The Oregonian is reporting that a fire this week at the Western Star truck factory on Swan Island caused over half a million dollars in damage and has slowed production at the facility. As details of the blaze emerge, it is also becoming apparent that the incident raises significant employment liability law issues and may also merit investigation as a possible Oregon industrial accident.

According to the newspaper, “the fire started when sparks created by an employee grinding near the plant’s paint booth ignited flammable liquids in the area. The fire bypassed the sprinkler system and spread to the ceiling.”

Here in Oregon an employment liability law claim can be brought against employers who fail to install or properly maintain safety equipment or who don’t give employees the safety training they need to carry out their jobs. Based on the media reports about this factory fire several of these conditions ought at least to be open to examination. Why were flammable materials anywhere near the place where an employee was doing a job that produces sparks? How was it that a fire moving along the ceiling failed to trigger the sprinkler system? Was there flammable residue on the ceiling itself that helped spread the fire and, if so, how did it get there? These questions raise issues related to both training and maintenance procedures at the plant and all need to be examined closely in the days and weeks to come.

Late last week The Oregonian carried a report about an industrial accident in Canby that raises serious Oregon employer liability law questions. According to the newspaper a 55-year old Silverton man died “after a 1,600-pound steel plate fell from a clamp” and landed on him.

Colleagues rushed to help the stricken man, lifting the plate and administering CPR, according to the newspaper. First responders initially called for an air ambulance “just minutes later, however, firefighters cancelled the helicopter and called for a medical examiner.” The state’s Occupational Safety and Health Division has opened an investigation into the incident, but one of its most worrisome aspects, based on what we currently know, is the fact that the steel-fabrication plant in question had been cited “for three ‘serious’ violations in the last few years. This trend is particularly troubling because it is relatively new. The plant in question has operated since the 1960s, but all three of its safety citations have come in the last five years.
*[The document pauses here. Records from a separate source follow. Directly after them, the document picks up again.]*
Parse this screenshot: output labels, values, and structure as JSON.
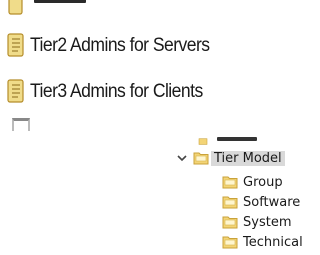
{
  "top_list": {
    "items": [
      {
        "label": "Tier2 Admins for Servers",
        "icon": "script-icon"
      },
      {
        "label": "Tier3 Admins for Clients",
        "icon": "script-icon"
      }
    ]
  },
  "tree": {
    "parent_label": "Tier Model",
    "parent_expanded": true,
    "children": [
      {
        "label": "Group",
        "icon": "folder-icon"
      },
      {
        "label": "Software",
        "icon": "folder-icon"
      },
      {
        "label": "System",
        "icon": "folder-icon"
      },
      {
        "label": "Technical",
        "icon": "folder-icon"
      }
    ]
  },
  "colors": {
    "folder_fill": "#f3d476",
    "folder_edge": "#c9a23a",
    "selection": "#d9d9d9",
    "scroll_fill": "#f0dc8a",
    "scroll_edge": "#b58d2a"
  }
}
This raises a number of potential Oregon employer liability law issues. Oregon Revised Statutes, section 654.010, requires employers to “furnish employment and a place of employment which are safe and healthful for employees.” To achieve this employers are required to “adopt and use such practices, means, methods, operations and processes as are reasonably necessary to render such employment and place of employment safe and healthful.” Simply put, this requires employers to do everything they reasonably can to keep a workplace safe, even for workers in potentially high-risk jobs.